By the grace of Allah I have been able to perform Hajj 3 times and Umra an additional 2 times. It was always a great experience, so great in fact that it is difficult to describe. But let me try …
The last time I went for Hajj was 6 years ago. It is easy to remember, because during Tawaf my junior wife and myself prayed for a son and now he is 5 years old. Therefore that Hajj will always be my son’s age plus ten months ago.
Let me now not tell you about all the rituals of Hajj, which I am sure you know about (or can read in other articles). Let me just tell you a few personal experiences. May be of that time when we (my wife, my 8 year old daughter and myself) were having a nice roast chicken lunch in a restaurant in Makkah and when I wanted to go and pay I was told that ‘your meal has already been paid for by that Saudi man who just walked away’. Or the time we were stuck in traffic between Makkah and Mina and a young man came to distribute cold water and biscuits.
Among the nearly 3 million pilgrims from all over the world we heard ‘Labbaik Allah humma’ (here we are oh Allah!) but we did not hear any mention of militancy or terrorism.
All Hajjis tried their utmost to accommodate each other. When coming early to the Mosque and gaining a fairly good place when late-comers tried to advance to the front everyone tried to give place, rather than complain.
At the various stages of Hajj, in Arafat, in Mina, those Hajjis who had organized themselves better than others shared whatever they brought along. The best dish of ‘daal’ (lentils) I shared with some Hajjis from Peshawar in Mina! In Arafat we shared biscuits and honey with our Jordanian group members. Everyone guided each other and assisted each other.
It is amazing how during all days of Hajj and on all locations all necessities are taken care of. We never needed to go hungry nor thirsty. We always found something to eat, often free, always at reasonable prices. There was no ‘price inflation’ usual in other large gatherings when the ‘demand/supply’ is definitely one-sided.
During my various Hajj visits I had different kind of accomodation. The first time was in 1970. At that time I came with a Pakistani friend who managed to arrange accommodation in a Private apartment of a Pakistani working in Makkah. The second time I came with my family in 1977. I had not arranged anything before arriving in Makkah. While sitting in the office of the agent one flight engineer of Saudia airlines, a friend of the agent, was sitting there. When seeing us he said ‘let me ask my father-in-law, he does not usually take in Hajjis, but let me ask’ and we ended up having a nice room in a private Makkan house, definitely a wonderful experience.

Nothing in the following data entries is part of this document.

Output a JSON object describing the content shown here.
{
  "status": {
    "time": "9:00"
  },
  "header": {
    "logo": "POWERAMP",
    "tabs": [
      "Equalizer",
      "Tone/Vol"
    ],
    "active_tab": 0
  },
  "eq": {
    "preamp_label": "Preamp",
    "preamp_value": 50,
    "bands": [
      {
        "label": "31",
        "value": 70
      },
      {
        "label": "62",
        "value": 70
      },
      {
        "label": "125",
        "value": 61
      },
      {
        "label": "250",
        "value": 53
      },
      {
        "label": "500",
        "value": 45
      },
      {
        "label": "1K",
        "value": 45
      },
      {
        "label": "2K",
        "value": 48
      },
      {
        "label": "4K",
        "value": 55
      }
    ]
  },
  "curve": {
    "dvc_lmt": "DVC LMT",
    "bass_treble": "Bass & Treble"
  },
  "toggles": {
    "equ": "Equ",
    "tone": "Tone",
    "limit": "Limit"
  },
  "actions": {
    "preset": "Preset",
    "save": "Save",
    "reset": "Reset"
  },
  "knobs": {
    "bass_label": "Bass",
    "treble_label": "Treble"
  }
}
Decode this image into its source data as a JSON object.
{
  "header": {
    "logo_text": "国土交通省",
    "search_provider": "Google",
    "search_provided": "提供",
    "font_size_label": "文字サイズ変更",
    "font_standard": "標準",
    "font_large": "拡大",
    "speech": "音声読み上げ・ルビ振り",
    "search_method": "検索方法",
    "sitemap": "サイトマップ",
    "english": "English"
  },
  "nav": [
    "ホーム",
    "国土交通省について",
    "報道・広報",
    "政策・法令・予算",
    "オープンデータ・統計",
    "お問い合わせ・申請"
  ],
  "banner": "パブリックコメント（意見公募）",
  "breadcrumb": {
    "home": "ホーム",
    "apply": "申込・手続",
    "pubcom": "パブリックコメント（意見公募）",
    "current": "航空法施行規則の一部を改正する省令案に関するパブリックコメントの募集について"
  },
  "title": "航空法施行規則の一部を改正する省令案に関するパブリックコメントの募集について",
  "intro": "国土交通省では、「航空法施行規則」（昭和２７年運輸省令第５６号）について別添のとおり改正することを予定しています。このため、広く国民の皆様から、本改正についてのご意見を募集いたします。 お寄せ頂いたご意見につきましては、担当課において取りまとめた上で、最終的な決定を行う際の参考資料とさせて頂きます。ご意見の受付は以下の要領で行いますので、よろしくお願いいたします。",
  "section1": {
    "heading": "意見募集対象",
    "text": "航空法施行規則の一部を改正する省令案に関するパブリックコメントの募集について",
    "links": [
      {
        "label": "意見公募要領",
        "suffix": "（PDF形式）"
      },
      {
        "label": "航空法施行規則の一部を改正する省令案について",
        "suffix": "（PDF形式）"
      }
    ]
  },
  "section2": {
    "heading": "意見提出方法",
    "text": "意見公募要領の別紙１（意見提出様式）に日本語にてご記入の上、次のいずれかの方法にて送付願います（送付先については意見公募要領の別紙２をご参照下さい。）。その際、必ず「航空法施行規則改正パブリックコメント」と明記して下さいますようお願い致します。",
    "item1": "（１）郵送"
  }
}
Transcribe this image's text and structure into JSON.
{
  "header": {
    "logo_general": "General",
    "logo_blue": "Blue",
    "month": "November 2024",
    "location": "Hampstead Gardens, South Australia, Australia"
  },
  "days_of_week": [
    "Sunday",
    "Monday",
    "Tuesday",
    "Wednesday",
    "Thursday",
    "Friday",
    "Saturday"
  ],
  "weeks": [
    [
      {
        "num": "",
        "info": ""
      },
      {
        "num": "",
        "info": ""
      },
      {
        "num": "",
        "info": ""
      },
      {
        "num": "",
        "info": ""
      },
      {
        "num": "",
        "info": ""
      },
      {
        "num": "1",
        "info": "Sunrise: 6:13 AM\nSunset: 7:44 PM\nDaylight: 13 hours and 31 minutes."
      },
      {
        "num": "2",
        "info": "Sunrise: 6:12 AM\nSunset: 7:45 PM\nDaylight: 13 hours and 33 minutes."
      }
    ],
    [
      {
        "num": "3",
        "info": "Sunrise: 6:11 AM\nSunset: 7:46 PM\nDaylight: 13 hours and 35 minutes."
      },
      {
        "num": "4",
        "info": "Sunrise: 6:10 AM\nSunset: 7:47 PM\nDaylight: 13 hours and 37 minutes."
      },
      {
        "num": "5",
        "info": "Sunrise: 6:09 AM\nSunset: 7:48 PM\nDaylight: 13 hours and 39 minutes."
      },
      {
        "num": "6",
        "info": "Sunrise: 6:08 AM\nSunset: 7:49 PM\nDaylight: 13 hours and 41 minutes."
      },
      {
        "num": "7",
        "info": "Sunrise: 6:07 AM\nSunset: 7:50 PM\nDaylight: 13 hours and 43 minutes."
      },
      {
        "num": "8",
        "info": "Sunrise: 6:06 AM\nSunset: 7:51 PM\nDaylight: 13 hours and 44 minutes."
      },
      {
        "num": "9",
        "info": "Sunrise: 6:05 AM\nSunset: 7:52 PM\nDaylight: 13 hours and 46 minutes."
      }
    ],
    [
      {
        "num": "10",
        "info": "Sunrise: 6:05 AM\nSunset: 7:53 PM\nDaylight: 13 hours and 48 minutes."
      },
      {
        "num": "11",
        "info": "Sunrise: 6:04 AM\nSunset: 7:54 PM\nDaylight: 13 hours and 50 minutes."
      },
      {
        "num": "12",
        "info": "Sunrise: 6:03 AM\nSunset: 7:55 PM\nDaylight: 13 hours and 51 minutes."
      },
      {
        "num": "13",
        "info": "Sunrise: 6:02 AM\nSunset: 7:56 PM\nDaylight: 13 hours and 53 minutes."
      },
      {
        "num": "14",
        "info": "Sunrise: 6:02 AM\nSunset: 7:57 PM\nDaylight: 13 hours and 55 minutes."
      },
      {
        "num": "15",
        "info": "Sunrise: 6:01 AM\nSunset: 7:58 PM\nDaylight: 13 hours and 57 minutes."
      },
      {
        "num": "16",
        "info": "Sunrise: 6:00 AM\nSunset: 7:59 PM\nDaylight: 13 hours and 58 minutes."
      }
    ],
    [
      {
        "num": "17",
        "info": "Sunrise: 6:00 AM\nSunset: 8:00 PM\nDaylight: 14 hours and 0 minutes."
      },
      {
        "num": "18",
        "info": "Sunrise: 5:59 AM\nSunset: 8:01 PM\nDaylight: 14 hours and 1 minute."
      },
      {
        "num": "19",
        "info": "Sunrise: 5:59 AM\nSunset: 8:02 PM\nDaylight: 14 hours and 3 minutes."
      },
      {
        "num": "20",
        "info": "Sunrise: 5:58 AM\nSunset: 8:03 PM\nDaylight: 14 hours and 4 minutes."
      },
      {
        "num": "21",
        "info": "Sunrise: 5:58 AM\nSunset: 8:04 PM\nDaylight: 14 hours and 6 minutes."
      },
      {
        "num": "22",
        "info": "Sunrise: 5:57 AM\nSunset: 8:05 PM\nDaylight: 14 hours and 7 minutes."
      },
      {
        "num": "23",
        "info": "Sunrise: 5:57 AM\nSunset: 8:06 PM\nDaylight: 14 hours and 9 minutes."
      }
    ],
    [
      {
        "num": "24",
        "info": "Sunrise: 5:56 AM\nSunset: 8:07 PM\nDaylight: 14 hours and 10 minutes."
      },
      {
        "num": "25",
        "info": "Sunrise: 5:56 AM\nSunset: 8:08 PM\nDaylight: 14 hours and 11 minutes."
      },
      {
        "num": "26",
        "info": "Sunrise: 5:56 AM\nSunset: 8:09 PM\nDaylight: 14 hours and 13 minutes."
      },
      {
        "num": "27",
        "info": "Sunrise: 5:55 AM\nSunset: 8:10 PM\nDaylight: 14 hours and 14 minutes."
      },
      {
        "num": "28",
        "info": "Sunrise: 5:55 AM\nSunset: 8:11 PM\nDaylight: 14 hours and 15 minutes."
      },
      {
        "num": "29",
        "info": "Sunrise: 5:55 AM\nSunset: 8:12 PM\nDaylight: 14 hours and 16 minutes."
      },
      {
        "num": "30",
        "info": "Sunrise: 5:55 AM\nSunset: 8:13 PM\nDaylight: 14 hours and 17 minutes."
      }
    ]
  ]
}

When returning ‘home’ we got nice Makkan food and did not need to cue up outside. This was the real Makkah experience. 6 years ago I performed Hajj with my younger family. We came with a Jordanian Hajj group. The accommodation was in an apartment building not very far from the Haram. The furniture was very basic, but who cares, the main thing was that it was easy to commute to the Great Mosque.
My additional Umrah visits were once in 1973 when my company had a contract to collect the excess luggage of Nigerian Hajjis and I was able to get a free seat in a Cargolux plane. Two weeks after Hajj already Hotel accommodation was easily available in Makkah. Six years ago, before I went to Hajj with my junior family I took my senior wife for Umrah. We stayed at Hilton Hotel. Well, the luxury did not really impress us, we missed out ‘real Makkan experience’ of many years ago when we had stayed with the Makkan family! Hilton Hotel looked the same as it would in New York and Paris or London. Anyway, why complain, of course it was very convenient to be just a few steps from the gate of the Haram.
We all know that the governments and leaders of Iran and Saudi Arabia do not exactly love each other. But the Saudis know that all pilgrims are the guests of Allah and they accommodate the Hajjis from Iran just like any other. The Iranis are well organized and their ‘team leaders’ help them recite their own prayers. In addition to all prayers of all pilgrims they would also recite prayers for their own past leaders such as Imam Ali. While of course all Sunnis respect Imam Ali also some Sunnis might not appreciate these ‘additional prayers’. Still, every one respects each other and accepts each other. It is nice to see.
Therefore where-ever we went we found Muslims devoting themselves to Allah, all reciting the same prayers. Every one was happy to be here and thankful to Allah for His mercy to make it possible for all of us.
Now all Hajjis coming back home just need to bring ‘the spirit of Hajj’ back home. Why cannot Iran and Saudi Arabia extend their respect for each other, which they show during Hajj, to the time ‘after Hajj’? Why can not all Muslims take home the unity which they were able to display during Hajj? All Muslim countries could truly be one – just continue what you did during Hajj!!!
May Allah accept the Hajj of all who attempt it! May Allah make Hajj possible for all those who have not come yet!!!
Alhamdolillah re rabbil alameen. All praise is due to Allah, Lord of all the worlds.